Docker images vs. Docker containers

A Docker image is a template; a Docker container is a running instance of that template.

To create an image with your application’s source code, you specify a list of commands in a special text file named Dockerfile. The docker builder takes this file and packages it into an image. Once you have an image, you push it to a container registry—a central repository for versioning your images.

When you want to run a Docker image, you need to either build it or pull the image from a registry. DockerHub is a well-known public registry, but there are also private registries like Azure Container Registry that allow you to keep your application images private.

If you want a hands-on example, this is a good great resource: Deploy Python using Docker containers.

What is Kubernetes?

Kubernetes is an open-source container management platform that unifies a cluster of machines into a single pool of compute resources. With Kubernetes, you organize your applications in groups of containers, which it runs using the Docker engine, taking care of keeping your application running as you request.

Kubernetes provides the following:

  • Compute scheduling—It considers the resource needs of your containers, to find the right place to run them automatically
  • Self-healing—If a container crashes, a new one will be created to replace it.
  • Horizontal scaling—By observing CPU or custom metrics, Kubernetes can add and remove instances as needed.
  • Volume management—It manages the persistent storage used by your applications
  • Service discovery & load balancing—IP address, DNS, and multiple instances are load-balanced.
  • Automated rollouts & rollbacks–During updates, the health of your new instances are monitored, and if a failure occurs, it can roll back to the previous version automatically.
  • Secret & configuration management. It manages application configuration and secrets.

Kubernetes uses a master/slave communication model where there is at least one master and usually several worker nodes. The master (sometimes called the control plane) has three components and a data store:

  • API server—exposes the Kubernetes API for controlling the cluster
  • Controller manager—responsible for watching the cluster’s objects and resources and ensuring the desired state is consistent
  • Scheduler—responsible for scheduling compute requests on the cluster
  • etcd—an open-source distributed key value store used to hold the cluster data

The worker nodes provide the container runtime for your applications and have a few components responsible for communicating with the master and networking on every worker node:

  • Kubelet—responsible for communicating to the master and ensuring the containers are running on the node
  • Kube-proxy—enables the cluster to forward traffic to executing containers
  • Docker (container runtime)—provides the runtime environment for containers

Diagram showing Kubernetes master and worker nodes

The master and workers are the platform that run your applications. In order to get your applications running on the cluster, you need to interact with the API server and work with the Kubernetes object model.

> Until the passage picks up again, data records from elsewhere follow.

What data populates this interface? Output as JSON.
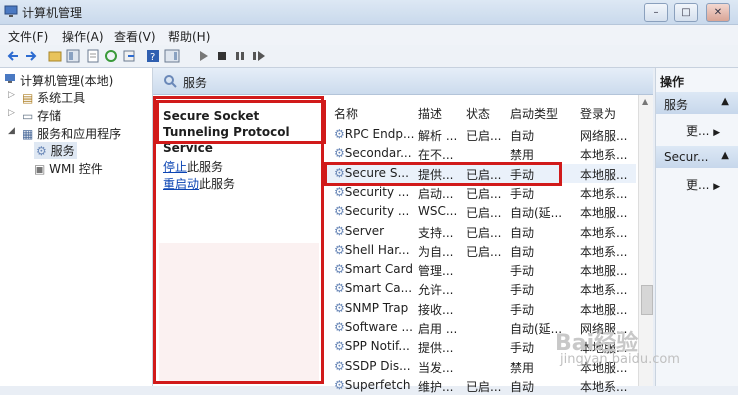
{
  "window": {
    "title": "计算机管理",
    "minimize": "–",
    "maximize": "□",
    "close": "✕"
  },
  "menu": [
    "文件(F)",
    "操作(A)",
    "查看(V)",
    "帮助(H)"
  ],
  "tree": {
    "root": "计算机管理(本地)",
    "items": [
      "系统工具",
      "存储",
      "服务和应用程序",
      "服务",
      "WMI 控件"
    ]
  },
  "center": {
    "header": "服务",
    "service_title": "Secure Socket Tunneling Protocol Service",
    "stop_link": "停止",
    "stop_text": "此服务",
    "restart_link": "重启动",
    "restart_text": "此服务"
  },
  "table": {
    "columns": [
      "名称",
      "描述",
      "状态",
      "启动类型",
      "登录为"
    ],
    "rows": [
      [
        "RPC Endp...",
        "解析 ...",
        "已启...",
        "自动",
        "网络服..."
      ],
      [
        "Secondar...",
        "在不...",
        "",
        "禁用",
        "本地系..."
      ],
      [
        "Secure S...",
        "提供...",
        "已启...",
        "手动",
        "本地服..."
      ],
      [
        "Security ...",
        "启动...",
        "已启...",
        "手动",
        "本地系..."
      ],
      [
        "Security ...",
        "WSC...",
        "已启...",
        "自动(延...",
        "本地服..."
      ],
      [
        "Server",
        "支持...",
        "已启...",
        "自动",
        "本地系..."
      ],
      [
        "Shell Har...",
        "为自...",
        "已启...",
        "自动",
        "本地系..."
      ],
      [
        "Smart Card",
        "管理...",
        "",
        "手动",
        "本地服..."
      ],
      [
        "Smart Ca...",
        "允许...",
        "",
        "手动",
        "本地系..."
      ],
      [
        "SNMP Trap",
        "接收...",
        "",
        "手动",
        "本地服..."
      ],
      [
        "Software ...",
        "启用 ...",
        "",
        "自动(延...",
        "网络服..."
      ],
      [
        "SPP Notif...",
        "提供...",
        "",
        "手动",
        "本地服..."
      ],
      [
        "SSDP Dis...",
        "当发...",
        "",
        "禁用",
        "本地服..."
      ],
      [
        "Superfetch",
        "维护...",
        "已启...",
        "自动",
        "本地系..."
      ]
    ]
  },
  "actions": {
    "title": "操作",
    "group1": "服务",
    "more1": "更...",
    "group2": "Secur...",
    "more2": "更..."
  },
  "watermark": {
    "main": "Bai经验",
    "sub": "jingyan.baidu.com"
  }
}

Kubernetes objects

To run an application on Kubernetes, you need to communicate with the API server using the object model. The objects are usually expressed in .yaml or .json format; kubectl is the command-line interface used to interact with the API.

The most common objects are:

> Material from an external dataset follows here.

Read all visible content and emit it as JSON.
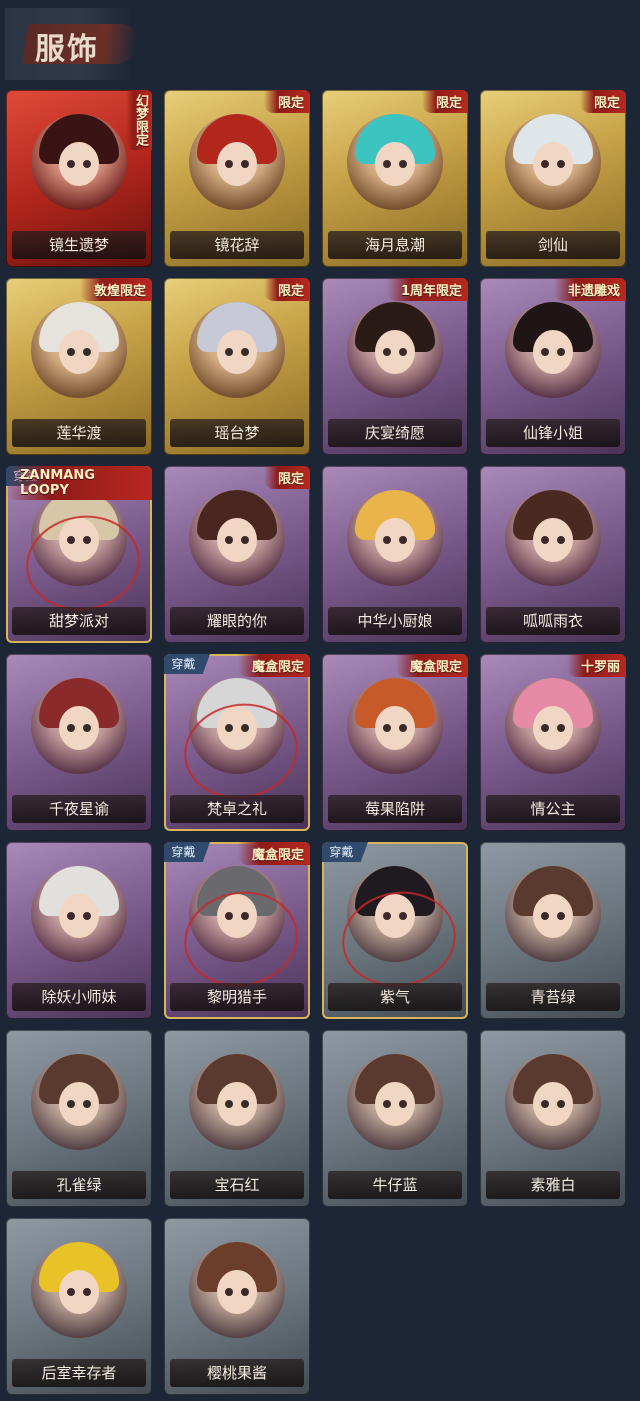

  • Pod—a group of one or more containers and metadata
  • Service—works with a set of pods and directs traffic to them
  • Deployment—ensures the desired state and scale are maintained

To find out more about how your applications work on Kubernetes, watch this short video by Brendan Burns on How Kubernetes works.

Here is a great walkthough that uses a Python voting application and a Redis cache to help you get started with the Kubernetes concepts.


Containers are the foundation of modern applications. Docker provides the toolset to easily create container images of your applications, and Kubernetes gives you the platform to run it all.

Now that you know the basic pieces of the puzzle and have a better idea of what containers, Docker, and Kubernetes are all about, you can learn more at Kubernetes Learning Path.